mem at rialto.org
Sat Sep 15 07:29:57 PDT 2012
Your last sentence, Bear seems to be exactly the point of the article.
And sorry, I did mean AFTER the Roman conquest.
On 9/14/2012 5:30 PM, Terry Decker wrote:
> The Cassiterides (Herodotus, 450 BCE) were the northern European
> islands from which tin came. The term probably encompasses the tin
> mines in the British Isles, Brittany and Iberia. Tin mining was known
> in the Isles from about 3,000 BCE, which is the same time as some of
> the first commercial olive cultivation in Crete. Himilco explored the
> area for Carthagian trade around 500 BCE. There was extensive trade
> into Central Europe and the Mediterranean for at least 100 years
> before Caesar came calling. Strabo's Geography, written in Augustus's
> reign well before the invasion of 43 AD, says that the British paid
> more in customs and duties than could have been raised by conquest and
> Such finds wouldn't surprise me if they showed up in a Bronze Age site
> from 1000 BCE. Trade was far more extensive than most people recognize.
>> >Just read an article this morning in Current Archaeology (a British
>> >publication) that discusses finding celery and coriander seeds and
>> olive >pits in a pre-Roman kitchen midden. These were previously
>> only thought >to have been used in Britain before the Roman conquest,
>> and make a >comment on Iron Age trade in foodstuffs.
>>> Mem Elaina
>> I suspect you meant to say "These were previously only thought to
>> have been used in Britain *after* the Roman conquest"
>> Ongoing excavations at Silchester, Hamps., (CA 250) have uncovered
>> the first evidence that Britain's inhabitants were enlivening their
>> meals with Mediterranean flavours before the Roman conquest -
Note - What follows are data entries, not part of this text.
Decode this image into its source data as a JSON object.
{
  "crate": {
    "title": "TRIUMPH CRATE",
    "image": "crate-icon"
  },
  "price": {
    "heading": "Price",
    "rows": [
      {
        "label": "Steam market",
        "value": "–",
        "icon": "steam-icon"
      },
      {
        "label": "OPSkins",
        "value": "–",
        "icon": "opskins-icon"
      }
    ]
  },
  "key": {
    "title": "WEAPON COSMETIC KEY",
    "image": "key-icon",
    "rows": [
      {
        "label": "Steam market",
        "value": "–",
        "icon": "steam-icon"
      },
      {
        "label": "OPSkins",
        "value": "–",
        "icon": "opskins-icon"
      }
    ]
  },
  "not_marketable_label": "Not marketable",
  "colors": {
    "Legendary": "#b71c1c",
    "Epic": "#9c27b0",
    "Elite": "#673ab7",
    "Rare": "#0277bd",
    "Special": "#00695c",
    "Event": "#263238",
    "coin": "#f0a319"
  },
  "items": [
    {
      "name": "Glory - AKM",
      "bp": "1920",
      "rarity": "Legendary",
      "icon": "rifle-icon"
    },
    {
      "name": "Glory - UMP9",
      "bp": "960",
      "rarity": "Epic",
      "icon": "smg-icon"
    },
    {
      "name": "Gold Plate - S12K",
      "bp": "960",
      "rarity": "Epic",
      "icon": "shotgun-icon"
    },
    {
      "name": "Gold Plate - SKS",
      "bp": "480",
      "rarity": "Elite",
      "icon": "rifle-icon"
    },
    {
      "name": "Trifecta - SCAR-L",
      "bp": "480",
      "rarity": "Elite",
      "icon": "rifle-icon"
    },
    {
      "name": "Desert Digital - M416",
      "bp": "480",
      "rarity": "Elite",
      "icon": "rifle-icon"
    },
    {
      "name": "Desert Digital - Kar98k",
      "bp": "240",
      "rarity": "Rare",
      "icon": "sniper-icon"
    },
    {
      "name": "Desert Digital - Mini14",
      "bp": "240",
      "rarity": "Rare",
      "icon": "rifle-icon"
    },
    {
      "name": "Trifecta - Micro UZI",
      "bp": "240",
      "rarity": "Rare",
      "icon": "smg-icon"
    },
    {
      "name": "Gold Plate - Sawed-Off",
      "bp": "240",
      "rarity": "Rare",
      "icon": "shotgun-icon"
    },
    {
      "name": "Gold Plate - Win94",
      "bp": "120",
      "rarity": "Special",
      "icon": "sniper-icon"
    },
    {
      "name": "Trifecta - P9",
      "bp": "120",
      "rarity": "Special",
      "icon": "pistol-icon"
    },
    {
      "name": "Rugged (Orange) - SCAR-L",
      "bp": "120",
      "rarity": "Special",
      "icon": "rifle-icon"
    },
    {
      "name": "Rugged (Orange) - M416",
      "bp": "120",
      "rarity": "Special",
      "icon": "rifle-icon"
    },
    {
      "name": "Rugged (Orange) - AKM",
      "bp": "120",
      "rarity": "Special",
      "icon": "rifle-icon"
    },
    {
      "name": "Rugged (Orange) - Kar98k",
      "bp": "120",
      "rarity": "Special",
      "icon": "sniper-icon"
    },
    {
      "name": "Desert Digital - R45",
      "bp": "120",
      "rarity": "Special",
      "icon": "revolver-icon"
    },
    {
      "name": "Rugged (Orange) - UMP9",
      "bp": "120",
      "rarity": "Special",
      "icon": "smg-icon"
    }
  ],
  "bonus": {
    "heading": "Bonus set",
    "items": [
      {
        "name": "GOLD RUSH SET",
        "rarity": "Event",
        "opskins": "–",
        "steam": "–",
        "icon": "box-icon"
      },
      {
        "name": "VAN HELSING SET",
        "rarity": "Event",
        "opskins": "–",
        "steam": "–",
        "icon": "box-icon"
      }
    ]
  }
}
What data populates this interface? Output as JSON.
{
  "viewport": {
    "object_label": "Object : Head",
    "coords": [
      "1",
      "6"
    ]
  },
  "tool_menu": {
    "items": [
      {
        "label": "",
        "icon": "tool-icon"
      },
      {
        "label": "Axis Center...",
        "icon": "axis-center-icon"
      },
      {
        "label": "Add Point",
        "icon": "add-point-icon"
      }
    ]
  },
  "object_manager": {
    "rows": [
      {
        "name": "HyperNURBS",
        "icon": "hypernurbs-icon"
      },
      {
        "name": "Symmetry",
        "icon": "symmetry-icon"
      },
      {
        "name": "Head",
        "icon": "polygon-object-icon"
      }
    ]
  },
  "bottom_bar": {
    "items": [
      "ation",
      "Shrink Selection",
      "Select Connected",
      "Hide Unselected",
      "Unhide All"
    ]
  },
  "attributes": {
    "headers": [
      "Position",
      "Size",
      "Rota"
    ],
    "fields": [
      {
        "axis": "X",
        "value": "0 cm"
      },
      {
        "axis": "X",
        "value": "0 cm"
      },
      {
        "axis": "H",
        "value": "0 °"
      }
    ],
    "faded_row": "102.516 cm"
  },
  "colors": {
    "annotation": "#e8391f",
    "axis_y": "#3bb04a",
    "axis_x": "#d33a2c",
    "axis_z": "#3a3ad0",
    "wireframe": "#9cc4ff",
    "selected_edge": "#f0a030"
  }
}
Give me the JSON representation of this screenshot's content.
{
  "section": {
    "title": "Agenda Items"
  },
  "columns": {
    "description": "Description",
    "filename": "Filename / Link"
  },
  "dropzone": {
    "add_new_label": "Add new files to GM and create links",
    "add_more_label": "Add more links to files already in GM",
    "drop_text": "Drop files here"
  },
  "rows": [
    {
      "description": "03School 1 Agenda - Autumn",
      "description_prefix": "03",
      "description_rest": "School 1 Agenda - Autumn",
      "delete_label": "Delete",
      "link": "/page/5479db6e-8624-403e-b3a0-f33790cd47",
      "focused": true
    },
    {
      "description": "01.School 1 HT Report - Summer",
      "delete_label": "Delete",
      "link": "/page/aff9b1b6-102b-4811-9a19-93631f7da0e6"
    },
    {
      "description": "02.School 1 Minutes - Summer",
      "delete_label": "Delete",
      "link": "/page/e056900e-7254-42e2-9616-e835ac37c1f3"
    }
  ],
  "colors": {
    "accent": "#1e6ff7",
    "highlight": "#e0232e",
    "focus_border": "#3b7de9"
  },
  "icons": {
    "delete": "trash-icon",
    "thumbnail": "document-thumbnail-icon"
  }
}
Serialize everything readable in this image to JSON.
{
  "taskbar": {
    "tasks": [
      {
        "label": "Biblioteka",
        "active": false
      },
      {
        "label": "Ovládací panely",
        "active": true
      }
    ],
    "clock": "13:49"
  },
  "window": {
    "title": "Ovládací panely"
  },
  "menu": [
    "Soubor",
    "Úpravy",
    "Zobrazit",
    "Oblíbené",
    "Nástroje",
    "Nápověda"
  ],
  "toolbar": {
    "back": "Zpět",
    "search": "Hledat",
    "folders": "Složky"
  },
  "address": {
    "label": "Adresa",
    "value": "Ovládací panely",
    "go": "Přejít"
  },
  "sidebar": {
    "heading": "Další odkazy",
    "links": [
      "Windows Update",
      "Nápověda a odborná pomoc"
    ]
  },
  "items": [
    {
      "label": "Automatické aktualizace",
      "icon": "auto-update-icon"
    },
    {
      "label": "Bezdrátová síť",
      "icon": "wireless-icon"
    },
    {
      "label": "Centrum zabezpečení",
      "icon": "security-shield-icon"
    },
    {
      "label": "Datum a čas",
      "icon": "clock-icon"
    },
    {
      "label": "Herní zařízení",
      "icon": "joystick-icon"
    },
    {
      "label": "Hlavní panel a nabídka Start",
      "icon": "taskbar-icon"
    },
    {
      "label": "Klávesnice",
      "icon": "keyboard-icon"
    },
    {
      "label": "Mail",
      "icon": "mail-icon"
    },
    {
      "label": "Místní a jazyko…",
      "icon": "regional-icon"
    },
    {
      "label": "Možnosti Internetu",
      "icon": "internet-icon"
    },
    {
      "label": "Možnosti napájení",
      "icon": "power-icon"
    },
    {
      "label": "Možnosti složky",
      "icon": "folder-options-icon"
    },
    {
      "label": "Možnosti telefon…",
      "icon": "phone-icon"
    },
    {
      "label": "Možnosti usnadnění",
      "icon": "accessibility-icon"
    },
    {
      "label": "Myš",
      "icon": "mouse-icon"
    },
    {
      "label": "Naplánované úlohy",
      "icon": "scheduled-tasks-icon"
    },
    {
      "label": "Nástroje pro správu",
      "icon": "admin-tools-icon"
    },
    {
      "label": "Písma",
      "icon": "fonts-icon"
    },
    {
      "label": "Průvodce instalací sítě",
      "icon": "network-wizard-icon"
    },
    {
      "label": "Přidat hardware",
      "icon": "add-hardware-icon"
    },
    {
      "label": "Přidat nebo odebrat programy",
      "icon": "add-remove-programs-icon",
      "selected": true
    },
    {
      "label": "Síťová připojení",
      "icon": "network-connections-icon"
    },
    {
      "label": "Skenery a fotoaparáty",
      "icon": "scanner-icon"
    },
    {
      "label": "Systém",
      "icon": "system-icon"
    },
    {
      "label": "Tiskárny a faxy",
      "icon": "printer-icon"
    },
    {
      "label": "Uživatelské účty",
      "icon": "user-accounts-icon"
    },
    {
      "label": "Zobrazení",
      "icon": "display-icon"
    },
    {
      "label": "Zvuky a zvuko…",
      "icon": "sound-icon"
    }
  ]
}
>> including Britain's first Iron Age olive.
> Sca-cooks mailing list
> Sca-cooks at lists.ansteorra.org
More information about the Sca-cooks